- EXCERPTED DATA:
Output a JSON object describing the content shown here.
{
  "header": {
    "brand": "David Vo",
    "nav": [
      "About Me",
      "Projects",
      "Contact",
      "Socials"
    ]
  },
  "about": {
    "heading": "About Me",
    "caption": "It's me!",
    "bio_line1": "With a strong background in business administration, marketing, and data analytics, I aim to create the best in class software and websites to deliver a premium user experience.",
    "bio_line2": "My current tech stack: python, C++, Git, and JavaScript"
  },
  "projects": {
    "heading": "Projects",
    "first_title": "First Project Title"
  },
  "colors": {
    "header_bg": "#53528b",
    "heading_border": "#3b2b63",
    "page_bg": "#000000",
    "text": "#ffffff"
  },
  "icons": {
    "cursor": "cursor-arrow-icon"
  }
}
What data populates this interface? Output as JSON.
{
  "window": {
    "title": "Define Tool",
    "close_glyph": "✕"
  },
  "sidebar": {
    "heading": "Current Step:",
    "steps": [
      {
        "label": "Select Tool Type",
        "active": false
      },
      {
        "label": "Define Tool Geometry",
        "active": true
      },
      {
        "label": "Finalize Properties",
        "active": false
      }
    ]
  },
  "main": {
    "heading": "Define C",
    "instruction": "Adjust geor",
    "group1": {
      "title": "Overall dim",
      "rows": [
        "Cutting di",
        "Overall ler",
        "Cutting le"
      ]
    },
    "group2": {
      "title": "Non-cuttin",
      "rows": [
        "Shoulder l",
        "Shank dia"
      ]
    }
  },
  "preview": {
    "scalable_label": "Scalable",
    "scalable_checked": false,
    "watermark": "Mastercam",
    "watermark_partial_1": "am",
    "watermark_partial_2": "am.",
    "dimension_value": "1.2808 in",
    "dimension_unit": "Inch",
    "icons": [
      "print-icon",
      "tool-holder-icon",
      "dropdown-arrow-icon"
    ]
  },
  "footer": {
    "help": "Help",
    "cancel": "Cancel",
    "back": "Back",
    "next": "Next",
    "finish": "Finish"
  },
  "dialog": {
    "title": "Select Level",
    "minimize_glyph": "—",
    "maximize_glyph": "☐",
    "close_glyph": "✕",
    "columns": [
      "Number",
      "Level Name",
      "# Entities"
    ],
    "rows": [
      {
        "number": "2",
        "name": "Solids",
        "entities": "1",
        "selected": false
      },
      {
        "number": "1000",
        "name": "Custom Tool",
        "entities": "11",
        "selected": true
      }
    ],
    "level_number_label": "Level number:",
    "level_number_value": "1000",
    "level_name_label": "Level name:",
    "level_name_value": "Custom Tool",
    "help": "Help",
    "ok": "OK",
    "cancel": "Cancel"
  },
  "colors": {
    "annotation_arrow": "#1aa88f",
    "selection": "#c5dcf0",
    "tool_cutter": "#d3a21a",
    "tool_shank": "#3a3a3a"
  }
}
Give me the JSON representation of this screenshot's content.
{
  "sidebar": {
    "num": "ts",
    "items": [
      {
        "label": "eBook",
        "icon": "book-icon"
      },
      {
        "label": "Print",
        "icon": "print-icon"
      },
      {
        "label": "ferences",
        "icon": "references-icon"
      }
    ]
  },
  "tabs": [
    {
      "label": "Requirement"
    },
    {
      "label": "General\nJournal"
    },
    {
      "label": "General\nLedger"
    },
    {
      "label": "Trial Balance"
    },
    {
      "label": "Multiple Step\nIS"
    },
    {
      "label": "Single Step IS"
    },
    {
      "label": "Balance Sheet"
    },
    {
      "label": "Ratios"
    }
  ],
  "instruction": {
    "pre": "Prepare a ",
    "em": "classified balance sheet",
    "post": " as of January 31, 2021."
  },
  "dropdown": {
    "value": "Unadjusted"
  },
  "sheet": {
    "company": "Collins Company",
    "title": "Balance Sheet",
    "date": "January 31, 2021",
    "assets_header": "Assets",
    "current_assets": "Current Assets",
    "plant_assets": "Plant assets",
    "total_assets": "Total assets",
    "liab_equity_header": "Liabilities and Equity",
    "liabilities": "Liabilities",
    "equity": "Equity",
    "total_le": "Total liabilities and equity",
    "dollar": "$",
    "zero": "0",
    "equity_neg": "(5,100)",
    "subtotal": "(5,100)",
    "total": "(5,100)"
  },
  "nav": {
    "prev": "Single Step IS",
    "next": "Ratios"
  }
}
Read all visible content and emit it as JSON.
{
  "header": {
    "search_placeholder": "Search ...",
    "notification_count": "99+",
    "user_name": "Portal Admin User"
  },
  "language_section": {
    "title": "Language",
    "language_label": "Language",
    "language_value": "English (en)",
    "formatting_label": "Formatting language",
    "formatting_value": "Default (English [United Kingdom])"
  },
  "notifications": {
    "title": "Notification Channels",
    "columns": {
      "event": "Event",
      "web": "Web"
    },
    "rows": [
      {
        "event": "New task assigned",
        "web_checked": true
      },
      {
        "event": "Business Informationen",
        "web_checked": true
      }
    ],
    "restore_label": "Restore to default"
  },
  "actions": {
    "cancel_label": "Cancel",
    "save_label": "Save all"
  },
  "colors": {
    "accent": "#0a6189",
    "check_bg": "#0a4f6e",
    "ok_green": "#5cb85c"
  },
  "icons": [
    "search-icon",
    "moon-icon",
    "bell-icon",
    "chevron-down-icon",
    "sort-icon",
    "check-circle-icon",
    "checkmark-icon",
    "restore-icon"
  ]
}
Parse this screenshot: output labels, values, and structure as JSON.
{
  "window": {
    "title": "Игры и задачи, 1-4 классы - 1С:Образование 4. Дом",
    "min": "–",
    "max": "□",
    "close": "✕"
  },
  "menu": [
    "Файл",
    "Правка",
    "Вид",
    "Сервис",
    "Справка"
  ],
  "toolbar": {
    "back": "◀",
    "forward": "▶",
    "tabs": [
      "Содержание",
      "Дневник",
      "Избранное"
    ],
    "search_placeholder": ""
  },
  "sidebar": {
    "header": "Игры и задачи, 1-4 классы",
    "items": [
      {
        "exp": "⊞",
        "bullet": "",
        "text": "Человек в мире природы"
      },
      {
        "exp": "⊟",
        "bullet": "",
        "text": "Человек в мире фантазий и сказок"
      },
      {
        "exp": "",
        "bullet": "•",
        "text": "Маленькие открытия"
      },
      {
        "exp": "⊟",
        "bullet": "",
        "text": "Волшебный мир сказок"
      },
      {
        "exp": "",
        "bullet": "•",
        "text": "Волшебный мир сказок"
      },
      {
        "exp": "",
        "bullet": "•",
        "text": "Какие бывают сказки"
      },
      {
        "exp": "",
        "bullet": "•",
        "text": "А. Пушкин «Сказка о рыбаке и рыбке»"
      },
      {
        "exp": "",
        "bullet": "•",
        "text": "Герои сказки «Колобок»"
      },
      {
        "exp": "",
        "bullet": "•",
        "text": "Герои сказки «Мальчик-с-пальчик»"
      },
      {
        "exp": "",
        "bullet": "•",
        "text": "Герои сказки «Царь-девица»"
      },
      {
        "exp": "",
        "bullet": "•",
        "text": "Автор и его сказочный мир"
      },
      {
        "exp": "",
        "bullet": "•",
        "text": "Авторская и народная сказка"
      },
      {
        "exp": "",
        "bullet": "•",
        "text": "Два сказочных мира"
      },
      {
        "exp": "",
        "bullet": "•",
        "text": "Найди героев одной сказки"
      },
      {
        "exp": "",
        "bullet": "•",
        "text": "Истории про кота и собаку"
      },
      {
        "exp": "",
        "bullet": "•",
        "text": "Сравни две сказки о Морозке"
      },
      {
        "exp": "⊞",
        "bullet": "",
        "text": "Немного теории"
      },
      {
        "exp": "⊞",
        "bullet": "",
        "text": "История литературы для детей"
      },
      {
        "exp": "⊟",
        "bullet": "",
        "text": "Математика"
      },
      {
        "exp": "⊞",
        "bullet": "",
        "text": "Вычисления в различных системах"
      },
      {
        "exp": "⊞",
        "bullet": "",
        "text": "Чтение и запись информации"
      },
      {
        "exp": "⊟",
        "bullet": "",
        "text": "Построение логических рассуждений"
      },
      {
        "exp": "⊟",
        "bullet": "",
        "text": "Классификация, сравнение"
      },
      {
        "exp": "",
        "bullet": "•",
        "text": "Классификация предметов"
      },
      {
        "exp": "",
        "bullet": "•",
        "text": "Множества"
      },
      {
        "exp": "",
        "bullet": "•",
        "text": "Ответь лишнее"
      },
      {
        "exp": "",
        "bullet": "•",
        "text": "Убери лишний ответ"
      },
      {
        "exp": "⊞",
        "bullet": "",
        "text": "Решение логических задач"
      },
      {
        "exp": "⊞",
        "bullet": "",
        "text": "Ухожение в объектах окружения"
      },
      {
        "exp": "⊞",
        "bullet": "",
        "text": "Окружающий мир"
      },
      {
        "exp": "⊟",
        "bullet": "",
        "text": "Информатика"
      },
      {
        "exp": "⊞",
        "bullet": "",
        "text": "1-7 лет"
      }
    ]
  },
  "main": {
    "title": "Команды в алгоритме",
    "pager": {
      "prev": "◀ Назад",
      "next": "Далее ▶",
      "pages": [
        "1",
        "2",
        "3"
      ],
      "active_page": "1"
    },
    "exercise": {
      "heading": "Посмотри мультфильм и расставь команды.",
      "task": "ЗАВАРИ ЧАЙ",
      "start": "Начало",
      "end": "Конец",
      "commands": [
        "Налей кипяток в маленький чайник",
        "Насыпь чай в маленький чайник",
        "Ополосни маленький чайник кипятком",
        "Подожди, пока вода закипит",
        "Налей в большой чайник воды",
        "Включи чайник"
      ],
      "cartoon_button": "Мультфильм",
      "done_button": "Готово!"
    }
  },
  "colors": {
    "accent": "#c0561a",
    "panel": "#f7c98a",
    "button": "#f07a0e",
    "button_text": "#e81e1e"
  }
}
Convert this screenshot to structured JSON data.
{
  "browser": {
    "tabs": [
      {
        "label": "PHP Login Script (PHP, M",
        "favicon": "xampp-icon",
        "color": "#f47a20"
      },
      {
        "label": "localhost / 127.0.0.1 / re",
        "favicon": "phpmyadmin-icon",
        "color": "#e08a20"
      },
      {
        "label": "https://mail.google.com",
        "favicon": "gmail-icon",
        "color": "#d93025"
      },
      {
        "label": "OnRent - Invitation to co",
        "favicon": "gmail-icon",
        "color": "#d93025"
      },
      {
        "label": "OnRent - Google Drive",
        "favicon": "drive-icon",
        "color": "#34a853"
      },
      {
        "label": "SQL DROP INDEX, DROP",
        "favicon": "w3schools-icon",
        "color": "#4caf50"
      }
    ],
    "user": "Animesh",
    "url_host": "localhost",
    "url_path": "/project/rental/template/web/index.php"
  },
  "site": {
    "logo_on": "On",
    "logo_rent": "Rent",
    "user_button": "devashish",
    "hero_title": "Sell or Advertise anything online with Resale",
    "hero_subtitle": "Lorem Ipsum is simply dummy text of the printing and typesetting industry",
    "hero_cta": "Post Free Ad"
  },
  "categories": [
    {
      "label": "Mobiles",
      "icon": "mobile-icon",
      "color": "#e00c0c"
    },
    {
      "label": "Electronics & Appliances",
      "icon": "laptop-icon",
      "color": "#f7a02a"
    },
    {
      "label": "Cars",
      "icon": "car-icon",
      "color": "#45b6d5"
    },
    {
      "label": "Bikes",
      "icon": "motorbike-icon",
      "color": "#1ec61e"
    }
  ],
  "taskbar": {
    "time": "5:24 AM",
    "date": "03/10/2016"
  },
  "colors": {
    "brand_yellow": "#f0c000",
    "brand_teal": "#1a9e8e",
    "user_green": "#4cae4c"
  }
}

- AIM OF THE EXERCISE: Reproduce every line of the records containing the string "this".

- OUTPUT OF THE EXERCISE:
What data populates this interface? Output as JSON.
Give me the JSON representation of this screenshot's content.
Parse this screenshot: output labels, values, and structure as JSON.
Convert this screenshot to structured JSON data.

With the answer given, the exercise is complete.